The Art Annuals. (Art Journal Office.)—Here we have the annual
publications for the last seven years bound together in one volume. Each contains an account of the life and work of some great artist, and is handsomely and plentifully illustrated. The seven annuals are "Sir Frederick Leighton," by Mrs. A. Lang ; "Sir J. E. Millais," by Walter Armstrong, M.A.; "L. Alma Tadema," by Helen Zimraern ; "J. L. E. Meissonier," by Lionel Robinson ; "J. C. Hook," by F. G. Stephens; "Rosa Bonheur,"
by Ron6 Peyrol, translated by J. Finden Brown ; and "Birket Foster," by Marcus Huish, LL.B. This last is the annual for 1890. Mr. Birket Foster's work, if we regard simply the great multiplication of it, must have given as great an amount of Pleasure in the aggregate to the world as that of any contem- porary artist. There never has been a more facile, and seldom a more pleasing, pencil. At the age of sixteen, Mr. Birket Foster (who was born in 1825) did his first work in reducing to form the amateur sketches prepared for Mr. and Mrs. S. C. Hall's "Ireland, its Scenery and Character." The next work that he did was on the illustrations of Captain Marryat's "Poor Jack." An in- teresting account is given of the artist's early efforts to obtain employment. Publishers were not particularly quick to recognise his merits. Still, he got to work pretty soon. Mr. Henry Vizetelly gave him his first commission ; but his principal employment was from Mr. David Bogue, for whom ho illustrated "Evangeline" and other poems of Longfellow. But to give a list of the books which Mr. Birket Foster has illustrated would be needless. He worked hard in this lino for some six or seven years. In 1858, he began to withdraw from it, and to fulfil his ambition of becoming an artist in colour.
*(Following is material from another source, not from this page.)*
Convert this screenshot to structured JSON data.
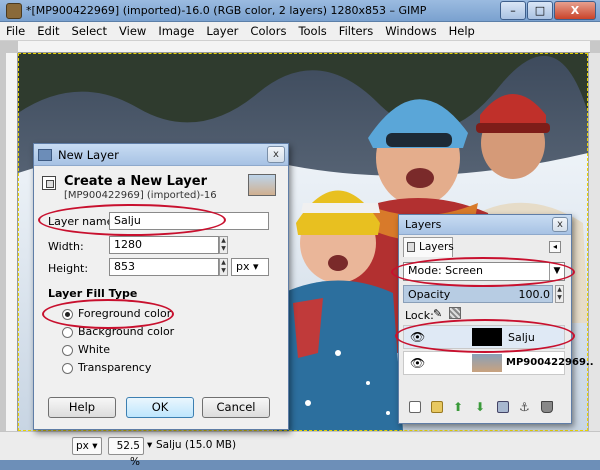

In 1859, he exhibited a water-colour drawing, "A Farm—Arundel Park in the Distance," to the Royal Academy Exhibition ; the next year he became an Associate, and in 1862 a full member of the Water-Colour Society. He has exhibited nearly three hundred drawings in its room. His work as a painter in oils has been small.
There is an almost repellent air of solidity about the new number of the Edinburgh Review. "Sanitary Progress," "Care and Education of the Blind," "Modern &Comics," and "The Fiscal System of the United States" are serious topics to tackle, and there is no suggestion of irresponsible frivolity even about such articles as "The Paintings of Pompeii" and " Fraser's Memoir of John Locke." We hasten to add, however, that those papers are all genuinely solid, and that they contain a considerable amount of that information which the public writer is sure to find invaluable. This is especially true of the articles on "Sanitary Progress" and "The Fiscal System of the United States." More generally attractive papers are those on "The French Occupation of Egypt" and "American Fiction." The former is based largely on an interesting book which was issued last year from the National Printing Press of Cairo by the Sheikh Abderrahman el Gabarty, who, during the French occupation of Egypt, was a member of the Divan that Bonaparte established in Cairo, and who was assassinated in 1822, in the reign of Mohammed Ali. The French occupation of Egypt, in spite of the ease with which the power of the Mamelukes was crushed, was a failure. The writer of this article comes to the conclusion that Bonaparte him- self was "sublimely ignorant of the peculiarities of the Oriental character." Kleber, who succeeded to the command of the French troops when Bonaparte suddenly and furtively left Egypt, was a fanatic ; and Memo, who took his place when he was assassinated, was little better than a fool. In his hands, the adventure which had begun so brilliantly, ended in humiliating failure. The writer closes his paper with this contrast :—" The French governed Egypt to promote the temporary political interests of their own country. The English govern Egypt to promote the permanent interests and prosperity of its population." In a good compre- hensive and sensible article on American fiction, written on somewhat conventional lines, prominence is very properly given to the writings of George W. Cable, and of the writer who styles herself "Charles Egbert Craddock." The comparison whioh is instituted between Miss Murfree and George Eliot strikes us, however, as rather forced. This number of the Edinburgh also contains an agreeable article on the journals of Lady Mary Coke, the once celebrated daughter of the still better known John, Duke of Argyll.